- Dataset rows describing interfaces:
****************

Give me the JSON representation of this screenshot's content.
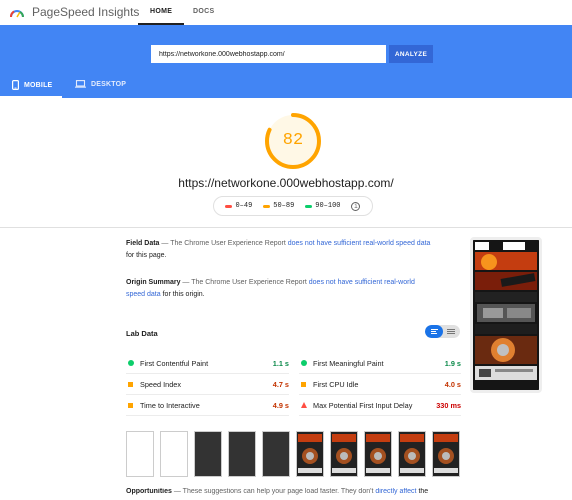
{
  "header": {
    "app_title": "PageSpeed Insights",
    "tabs": [
      {
        "label": "HOME",
        "active": true
      },
      {
        "label": "DOCS",
        "active": false
      }
    ]
  },
  "search": {
    "value": "https://networkone.000webhostapp.com/",
    "button_label": "ANALYZE"
  },
  "device_tabs": [
    {
      "label": "MOBILE",
      "icon": "mobile-phone-icon",
      "active": true
    },
    {
      "label": "DESKTOP",
      "icon": "laptop-icon",
      "active": false
    }
  ],
  "score": {
    "value": "82",
    "fraction": 0.82,
    "color": "#ffa400",
    "url": "https://networkone.000webhostapp.com/"
  },
  "legend": [
    {
      "label": "0–49",
      "color": "#ff4e42"
    },
    {
      "label": "50–89",
      "color": "#ffa400"
    },
    {
      "label": "90–100",
      "color": "#0cce6b"
    }
  ],
  "field_data": {
    "title": "Field Data",
    "text_before": "The Chrome User Experience Report",
    "link": "does not have sufficient real-world speed data",
    "text_after": "for this page."
  },
  "origin_summary": {
    "title": "Origin Summary",
    "text_before": "The Chrome User Experience Report",
    "link": "does not have sufficient real-world speed data",
    "text_after": "for this origin."
  },
  "lab_data": {
    "title": "Lab Data",
    "metrics_left": [
      {
        "name": "First Contentful Paint",
        "value": "1.1 s",
        "status": "pass",
        "color": "#0cce6b"
      },
      {
        "name": "Speed Index",
        "value": "4.7 s",
        "status": "average",
        "color": "#e67700"
      },
      {
        "name": "Time to Interactive",
        "value": "4.9 s",
        "status": "average",
        "color": "#e67700"
      }
    ],
    "metrics_right": [
      {
        "name": "First Meaningful Paint",
        "value": "1.9 s",
        "status": "pass",
        "color": "#0cce6b"
      },
      {
        "name": "First CPU Idle",
        "value": "4.0 s",
        "status": "average",
        "color": "#e67700"
      },
      {
        "name": "Max Potential First Input Delay",
        "value": "330 ms",
        "status": "fail",
        "color": "#cc0000"
      }
    ]
  },
  "opportunities": {
    "title": "Opportunities",
    "text": "These suggestions can help your page load faster. They don't",
    "link": "directly affect",
    "text_after": "the"
  }
}
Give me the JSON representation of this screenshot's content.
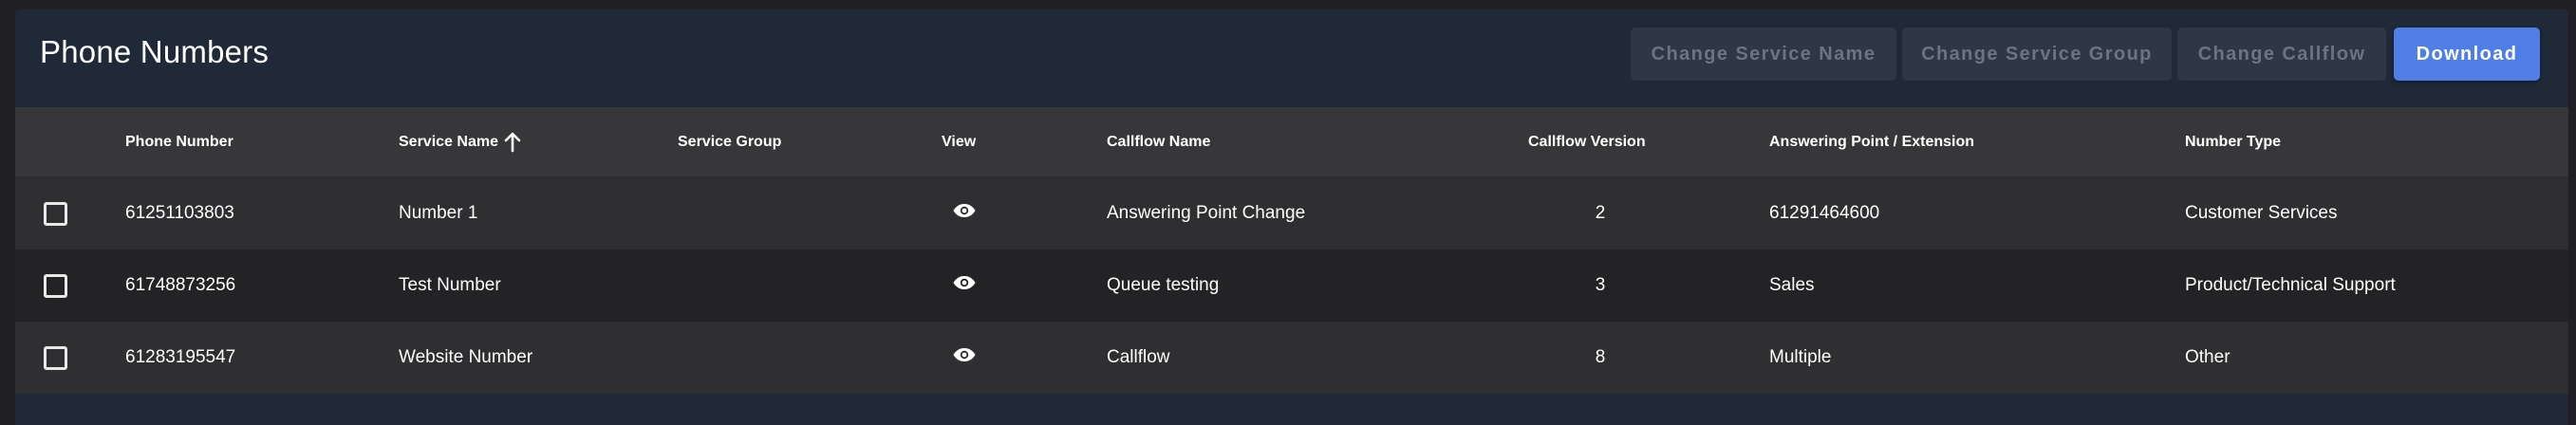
{
  "page": {
    "title": "Phone Numbers"
  },
  "toolbar": {
    "change_service_name": "Change Service Name",
    "change_service_group": "Change Service Group",
    "change_callflow": "Change Callflow",
    "download": "Download"
  },
  "table": {
    "columns": {
      "phone_number": "Phone Number",
      "service_name": "Service Name",
      "service_group": "Service Group",
      "view": "View",
      "callflow_name": "Callflow Name",
      "callflow_version": "Callflow Version",
      "answering_point": "Answering Point / Extension",
      "number_type": "Number Type"
    },
    "sort": {
      "column": "Service Name",
      "direction": "ascending",
      "icon": "arrow-up-icon"
    },
    "rows": [
      {
        "phone_number": "61251103803",
        "service_name": "Number 1",
        "service_group": "",
        "callflow_name": "Answering Point Change",
        "callflow_version": "2",
        "answering_point": "61291464600",
        "number_type": "Customer Services"
      },
      {
        "phone_number": "61748873256",
        "service_name": "Test Number",
        "service_group": "",
        "callflow_name": "Queue testing",
        "callflow_version": "3",
        "answering_point": "Sales",
        "number_type": "Product/Technical Support"
      },
      {
        "phone_number": "61283195547",
        "service_name": "Website Number",
        "service_group": "",
        "callflow_name": "Callflow",
        "callflow_version": "8",
        "answering_point": "Multiple",
        "number_type": "Other"
      }
    ]
  },
  "icons": {
    "view": "eye-icon",
    "select": "checkbox-icon"
  },
  "colors": {
    "panel_background": "#1f2938",
    "header_row": "#37373a",
    "row_odd": "#2f2f31",
    "row_even": "#232325",
    "primary_button": "#4f7ee6",
    "disabled_button": "#2f3744",
    "disabled_text": "#6b7482"
  }
}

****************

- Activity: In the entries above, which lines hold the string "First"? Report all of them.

- Task solution:
        "name": "First Contentful Paint",
        "name": "First Meaningful Paint",
        "name": "First CPU Idle",
        "name": "Max Potential First Input Delay",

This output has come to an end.